I did something strange this weekend. I took a break. That’s right, three whole days off from homework. Big woop. Lol. If nothing else, though, it gave me a chance to read some stuff I actually wanted to read. One of which was Veronica Rossi’s “Under the Never Sky.” Here’s my review.
Under the Never Sky (Under the Never Sky, Book 1)
by Veronica Rossi
Genre: new adult dystopia
Harper Collins 2012
Since she'd been on the outside, she'd survived an Aether storm, she'd had a knife held to her throat, and she'd seen men murdered. This was worse. Exiled from her home, the enclosed city of Reverie, Aria knows her chances of surviving in the outer wasteland-known as The Death Shop-are slim. If the cannibals don't get her, the violent, electrified energy storms will. She's been taught that the very air she breathes can kill her. Then Aria meets an Outsider named Perry. He's wild-a savage-and her only hope of staying alive. A hunter for his tribe in a merciless landscape, Perry views Aria as sheltered and fragile-everything he would expect from a Dweller. But he needs Aria's help too; she alone holds the key to his redemption. Opposites in nearly every way, Aria and Perry must accept each other to survive. Their unlikely alliance forges a bond that will determine the fate of all who live under the never sky.
In her enthralling debut, Veronica Rossi sends readers on an unforgettable adventure set in a world brimming with harshness and beauty.
Rossi creates a rich, detailed world. It’s clear from the beginning the differences between the dwellers and outsiders. The book, for the most part, alternates chapters between Aria and Perry. Very early on, Aria is kicked (literally) out of her home for, essentially, being a thorn in one of the leader’s sides. Perry is the brother of his tribe’s Blood Lord and a Scire, which means he has heightened smell and the ability to scent tempers—emotions.
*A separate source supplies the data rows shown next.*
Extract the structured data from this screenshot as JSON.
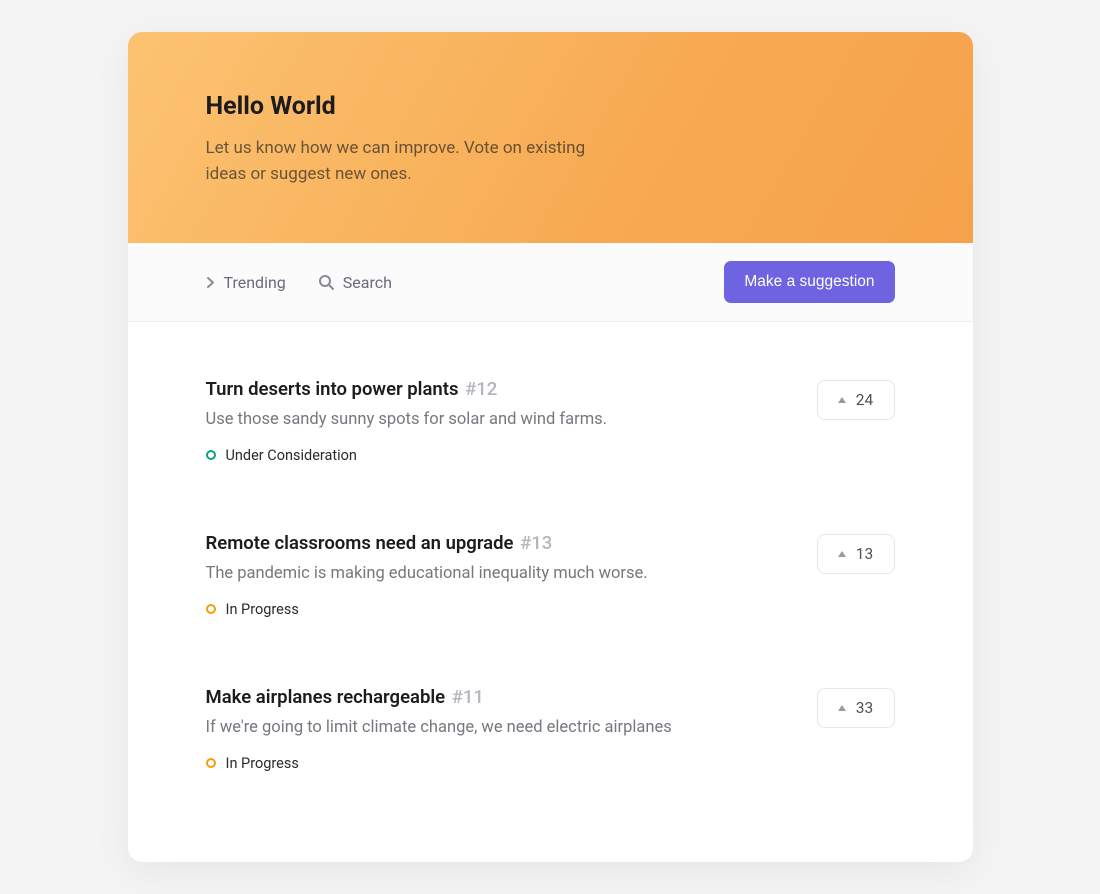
{
  "hero": {
    "title": "Hello World",
    "subtitle": "Let us know how we can improve. Vote on existing ideas or suggest new ones."
  },
  "toolbar": {
    "trending": "Trending",
    "search": "Search",
    "suggest": "Make a suggestion"
  },
  "statuses": {
    "under_consideration": "Under Consideration",
    "in_progress": "In Progress"
  },
  "ideas": [
    {
      "title": "Turn deserts into power plants",
      "hash": "#12",
      "desc": "Use those sandy sunny spots for solar and wind farms.",
      "status_key": "under_consideration",
      "status_color": "teal",
      "votes": "24"
    },
    {
      "title": "Remote classrooms need an upgrade",
      "hash": "#13",
      "desc": "The pandemic is making educational inequality much worse.",
      "status_key": "in_progress",
      "status_color": "orange",
      "votes": "13"
    },
    {
      "title": "Make airplanes rechargeable",
      "hash": "#11",
      "desc": "If we're going to limit climate change, we need electric airplanes",
      "status_key": "in_progress",
      "status_color": "orange",
      "votes": "33"
    }
  ]
}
The two are brought together for the first time in Chapter 3 when Perry unintentionally rescues Aria, and when Aria is outcast, they again find one another and begin a journey across the land to find Aria’s mother and Perry’s nephew.
What worked really well: The character arcs were detailed. It was great to see Aria adapt to life outside and Perry become accustomed to traveling with a dweller. They can’t stand each other in the beginning, which leads to some awesome dialogue and conflict.
My favorite part of this book, though, was the sky. Rossi makes the Aether and its roiling colors and powerful storms its own character. The Aether plays such a big part in just about everything that happens. The look of the sky reflects the action, and really, the Aether is just another antagonist. Very well done.
I don’t have too much in the negative to say. I thought Aria and Perry’s relationship was a bit instalove, but it wasn’t an overbearing instalove—the I-can’t-stand-to-be-away-from-the-other-person-for-more-than-thirty-seconds type.
I also would have liked to see more of the realms. Through the course of the book, Rossi has Aria fling around terms like “in the real,” and while the words themselves fill out her world, we don’t see the realms until several chapters in. I guess I would have just liked it if the story started earlier. Rossi fills in the pre-chapter 1 events in such good detail. I wanted to see them. It would have given me a framework for the world and made even more prominent the differences between Aria and Perry.
All in all 3.5 stars and I’m excited to read book 2.